[[ Data supplied, beginning ]]
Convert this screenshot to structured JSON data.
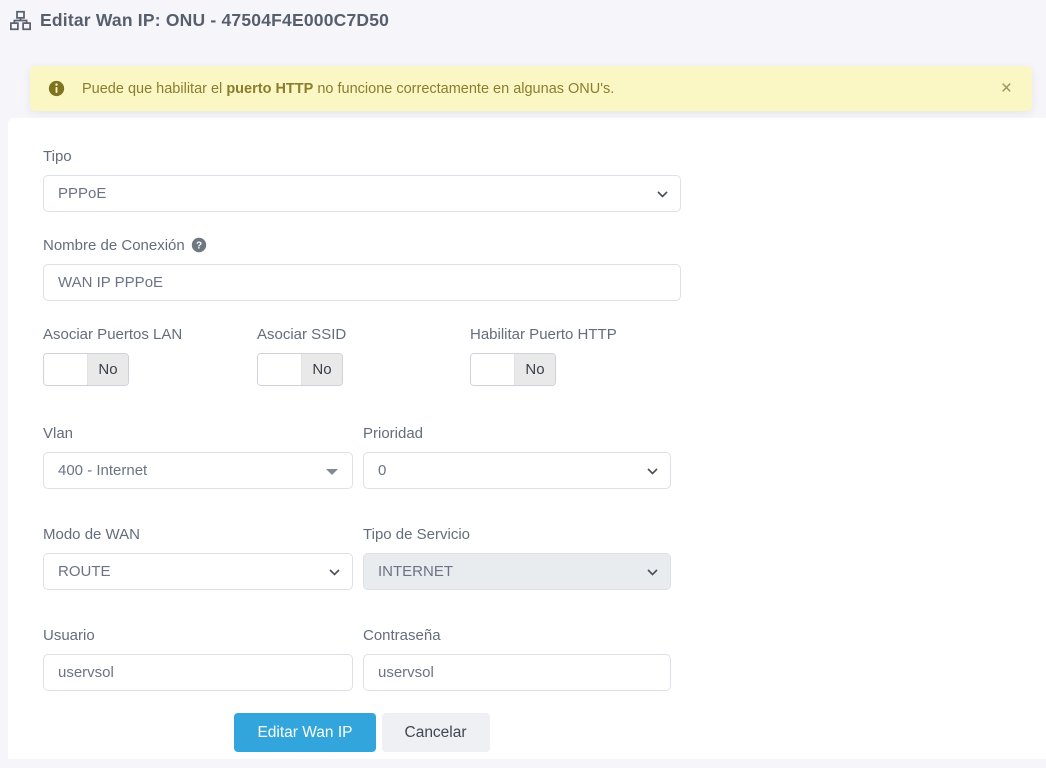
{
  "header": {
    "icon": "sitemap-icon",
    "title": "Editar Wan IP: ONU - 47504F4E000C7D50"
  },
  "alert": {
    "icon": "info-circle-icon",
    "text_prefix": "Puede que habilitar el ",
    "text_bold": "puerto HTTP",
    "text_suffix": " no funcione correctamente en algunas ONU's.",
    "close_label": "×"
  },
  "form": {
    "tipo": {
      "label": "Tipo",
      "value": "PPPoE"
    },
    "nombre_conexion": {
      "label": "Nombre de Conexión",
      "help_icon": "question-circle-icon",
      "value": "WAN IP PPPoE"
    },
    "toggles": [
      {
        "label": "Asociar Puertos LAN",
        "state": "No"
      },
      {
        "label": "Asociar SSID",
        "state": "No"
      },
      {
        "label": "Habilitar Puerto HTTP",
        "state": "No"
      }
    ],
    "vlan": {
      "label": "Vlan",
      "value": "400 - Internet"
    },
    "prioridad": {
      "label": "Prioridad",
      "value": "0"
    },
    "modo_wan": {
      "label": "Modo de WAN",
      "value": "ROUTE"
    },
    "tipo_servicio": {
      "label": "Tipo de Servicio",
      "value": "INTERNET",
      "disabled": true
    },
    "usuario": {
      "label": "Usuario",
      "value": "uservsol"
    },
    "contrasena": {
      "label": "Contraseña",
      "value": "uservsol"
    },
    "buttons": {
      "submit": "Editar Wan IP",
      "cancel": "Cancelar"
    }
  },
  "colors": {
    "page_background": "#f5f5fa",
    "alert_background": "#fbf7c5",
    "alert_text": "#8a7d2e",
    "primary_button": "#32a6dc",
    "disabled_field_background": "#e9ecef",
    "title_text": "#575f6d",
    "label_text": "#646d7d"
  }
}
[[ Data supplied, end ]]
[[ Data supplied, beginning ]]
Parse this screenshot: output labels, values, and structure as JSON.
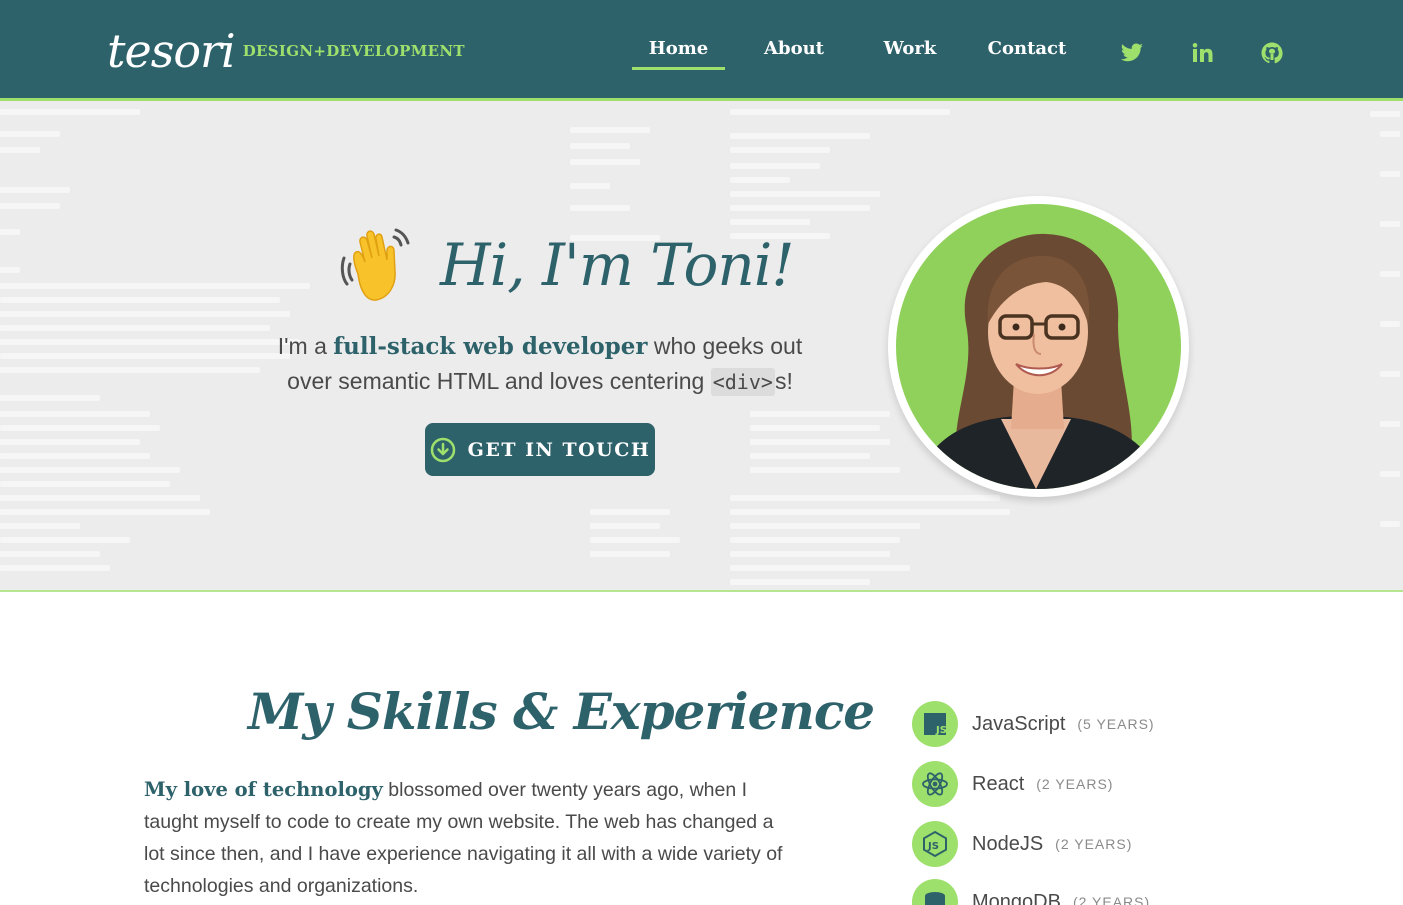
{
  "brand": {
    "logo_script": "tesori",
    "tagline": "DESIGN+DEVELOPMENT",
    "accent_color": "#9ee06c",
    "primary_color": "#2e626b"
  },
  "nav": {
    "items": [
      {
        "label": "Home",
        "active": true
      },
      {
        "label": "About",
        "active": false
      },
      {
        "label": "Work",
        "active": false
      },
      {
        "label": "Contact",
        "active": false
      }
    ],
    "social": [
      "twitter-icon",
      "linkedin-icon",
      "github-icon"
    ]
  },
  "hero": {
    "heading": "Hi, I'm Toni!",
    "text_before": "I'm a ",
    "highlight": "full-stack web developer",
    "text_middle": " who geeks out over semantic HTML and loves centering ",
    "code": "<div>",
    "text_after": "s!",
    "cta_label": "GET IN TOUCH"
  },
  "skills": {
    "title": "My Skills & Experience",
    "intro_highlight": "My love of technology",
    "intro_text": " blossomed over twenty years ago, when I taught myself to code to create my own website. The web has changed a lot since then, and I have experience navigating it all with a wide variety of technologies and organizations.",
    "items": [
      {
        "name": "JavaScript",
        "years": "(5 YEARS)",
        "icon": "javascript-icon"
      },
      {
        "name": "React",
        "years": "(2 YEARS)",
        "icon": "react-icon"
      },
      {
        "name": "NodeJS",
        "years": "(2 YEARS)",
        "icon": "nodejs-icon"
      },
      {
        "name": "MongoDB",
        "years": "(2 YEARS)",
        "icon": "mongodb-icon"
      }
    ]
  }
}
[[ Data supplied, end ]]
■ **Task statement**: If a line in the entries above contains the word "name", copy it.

■ **Written response**:
        "name": "JavaScript",
        "name": "React",
        "name": "NodeJS",
        "name": "MongoDB",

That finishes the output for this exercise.